This gem came out just before Joshua Tree, U2’s The Edge doing some soundtrack work, bringing in an unknown named Sinead O’Connor to sing a lead vocal so strong it inspires thoughts of an alternate pop-history, where U2 never goes supernova. Instead, they break up for whatever reason, Bono runs off and joins Van Halen, and the Edge sticks with young Sinead. They end up going to the Vatican, overthrowing the Pope and ruling the world. Satan (who it turns out was David Lee Roth all along) retires and moves to Calgary. A thousand years of peace ensue, except in Alberta.

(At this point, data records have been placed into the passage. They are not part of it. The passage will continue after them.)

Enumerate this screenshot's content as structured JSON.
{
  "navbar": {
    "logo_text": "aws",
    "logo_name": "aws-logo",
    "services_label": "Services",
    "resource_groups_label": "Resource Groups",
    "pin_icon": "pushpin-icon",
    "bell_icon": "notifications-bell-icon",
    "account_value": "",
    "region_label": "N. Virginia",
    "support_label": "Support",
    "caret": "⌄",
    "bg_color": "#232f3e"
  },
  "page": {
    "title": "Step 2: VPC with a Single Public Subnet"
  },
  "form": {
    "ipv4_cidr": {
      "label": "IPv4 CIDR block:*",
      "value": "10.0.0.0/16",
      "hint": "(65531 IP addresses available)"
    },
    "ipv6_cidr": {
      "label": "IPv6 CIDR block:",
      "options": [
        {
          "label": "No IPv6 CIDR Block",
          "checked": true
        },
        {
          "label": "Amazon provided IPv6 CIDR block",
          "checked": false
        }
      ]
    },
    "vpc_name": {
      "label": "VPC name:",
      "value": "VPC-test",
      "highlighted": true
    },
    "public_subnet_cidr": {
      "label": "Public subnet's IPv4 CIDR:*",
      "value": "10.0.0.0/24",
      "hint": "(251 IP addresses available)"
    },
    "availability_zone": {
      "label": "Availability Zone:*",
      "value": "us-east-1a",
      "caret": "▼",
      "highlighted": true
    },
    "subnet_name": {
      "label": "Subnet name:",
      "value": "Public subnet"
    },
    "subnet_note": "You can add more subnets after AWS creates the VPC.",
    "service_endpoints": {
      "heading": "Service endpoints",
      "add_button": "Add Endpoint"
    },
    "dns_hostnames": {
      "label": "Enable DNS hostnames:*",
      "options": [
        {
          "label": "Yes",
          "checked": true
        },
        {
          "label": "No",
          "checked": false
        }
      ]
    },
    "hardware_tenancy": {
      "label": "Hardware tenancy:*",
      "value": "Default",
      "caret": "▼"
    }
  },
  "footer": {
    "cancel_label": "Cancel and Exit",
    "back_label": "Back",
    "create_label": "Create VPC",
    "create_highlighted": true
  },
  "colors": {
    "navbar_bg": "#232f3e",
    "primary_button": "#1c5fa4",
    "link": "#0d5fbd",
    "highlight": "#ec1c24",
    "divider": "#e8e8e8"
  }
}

“The Big Music is the first Waterboys song I ever heard and it didn’t do much for me. It felt too on the nose, and anyway, wasn’t Big Music U2’s thing? But a decade slipped past and I guess I found it serving a different purpose. More of a statement of intent (from Mike Scott in particular) than some half-baked U2 rip-off. Because the Waterboys had since proven themselves entirely their own unique beast, and pagan at that, like the wild crash of surf on a northern shore, at sunset, everything turning blood red. I actually saw that happen once, off Ireland, while listening to a different Waterboys track. Proof that gods exist, and here they were showing off at the edge of things. And they’re still at it, by the way. The Waterboys, that is. I can’t speak for the gods.” (Philip Random)
“Two in a row from way the hell back in the U2 story (and as eventually found on the R.O.K. 12″), way before all the fame and riches and boredom. My boredom, that is. I blame Joshua Tree. Though I guess it wasn’t the songs so much as the environment. They just weren’t as good anymore in those huge stadiums. Give me the Commodore Ballroom any day, 1981, three dollar ticket, maybe a thousand curious punks and new wavers. I’m pretty sure they did Eleven O’Clock Tick Tock as the encore that night, and the whole show actually began with The Ocean. But either way, the place went mad. Or as a friend said at the time, it’s like they weren’t playing songs, they were playing us, the audience. The songs were what we sounded like. He’d dropped acid.” (Philip Random)
The Simple Minds (from before they decided the world needed yet another U2 and thus became officially uncool), 1981 being the year that they released two solid albums in Britain (jammed into one for North American consumers), then hit the road with one of the hottest live shows on earth. It would never get any better.
In which we are reminded that way back when (1980-81 to be specific) U2 were still pretty much complete unknowns. But one listen to something like Another Time Another Place and you knew that wasn’t going to last. Because this outfit was like Joy Division with the doom removed, rhythm like runaway horses, guitar like great sheets of illuminating light, big voice, epiphanies by the minute.